Despite promising to provide stability (albeit at higher prices), the OPEC period is characterized as a period of increased volatility caused by an inability for OPEC to control its members. Essentially, a seller’s market turned into a buyer’s market as some politically motivated OPEC members such as Venezuela and Nigeria who desperately needed the revenue sold oil on the spot market in defiance of official quotas. Essentially, OPEC members were in a classic prisoners’ dilemma situation and they simply never cooperated for a sustained period of time. For example, in order to gain market share in 1985, Saudi Arabia implemented a pricing policy that would guarantee refiners a fixed margin, which resulted in doubled production (2.2 mb/d in August to 4.5 by December) – other OPEC members immediately followed suit.
“OPEC as a group almost certainly will not regain control of the market; it would require members to achieve a level of cohesion and discipline it has never shown. OPEC’s role as a cartel, as this book and other research has shown is vastly overstated. There is little evidence OPEC quotas affected members’ production; one researcher found OPEC produced in excess of official quotas 96 percent of the time between 1982 and 2009.”
While global oil production has almost definitely peaked, US crude production is having a renaissance (contravening famous predictions that it would approach exhaustion by 2018) – profound consequences for future foreign policy
US has flirted with the idea of using strategic reserves (total capacity = ~35 days of consumption) to stabilize prices, but thankfully realized how prone to politicization this might become
Oil prices hit >$100 in 2008 due to fundamental supply/demand mismatches with Russia/Iraq/Nigeria producing less oil and China consuming more
The shale oil phenomenon is captured in the above two figures. It’s resulted in a substantial recount of US proven reserves, and due to its production curves and the number of producers (independent wildcatters), it makes price stability a distant possibility.
In response, Saudi Arabia gave up their role as the swing producer – one to cut output in order to maintain prices – in the belief that shale breakeven levels were ~$60. Continuous technological innovation and sunk costs lead to shale oil producers to continue to produce, however, and prices went sub-$30 in early 2016, but Saudi Arabia wouldn’t budge on cutting production. Back to boom and bust it is.

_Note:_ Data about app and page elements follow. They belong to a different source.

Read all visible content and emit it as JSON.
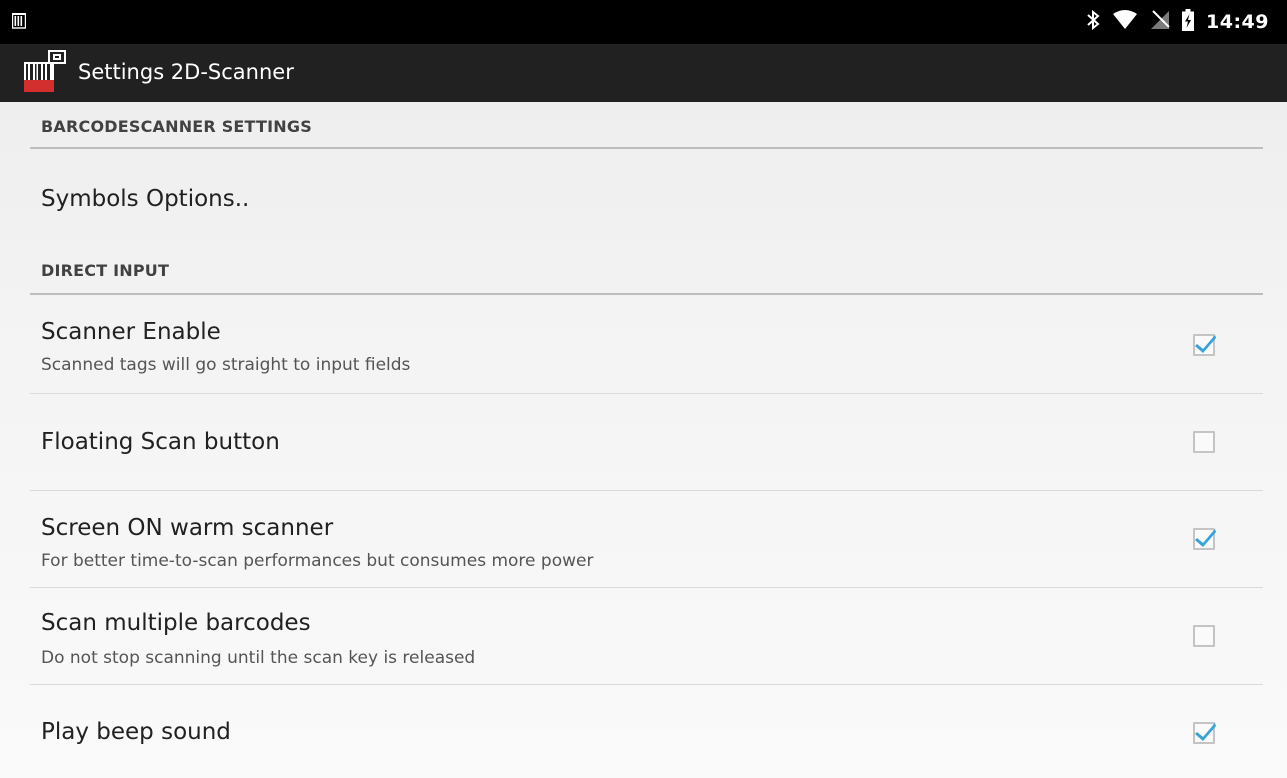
{
  "status_bar": {
    "time": "14:49",
    "icons": [
      "notification-icon",
      "bluetooth-icon",
      "wifi-icon",
      "no-signal-icon",
      "battery-charging-icon"
    ]
  },
  "action_bar": {
    "title": "Settings 2D-Scanner",
    "icon": "barcode-scanner-app-icon"
  },
  "sections": [
    {
      "header": "BARCODESCANNER SETTINGS"
    },
    {
      "header": "DIRECT INPUT"
    }
  ],
  "symbols_options": {
    "title": "Symbols Options.."
  },
  "preferences": [
    {
      "title": "Scanner Enable",
      "summary": "Scanned tags will go straight to input fields",
      "checked": true
    },
    {
      "title": "Floating Scan button",
      "summary": "",
      "checked": false
    },
    {
      "title": "Screen ON warm scanner",
      "summary": "For better time-to-scan performances but consumes more power",
      "checked": true
    },
    {
      "title": "Scan multiple barcodes",
      "summary": "Do not stop scanning until the scan key is released",
      "checked": false
    },
    {
      "title": "Play beep sound",
      "summary": "",
      "checked": true
    }
  ],
  "colors": {
    "accent": "#33a3dc",
    "status_bar": "#000000",
    "action_bar": "#212121",
    "app_icon_red": "#d32f2f"
  }
}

For context global oil production is ~100mb/d and top 10 countries: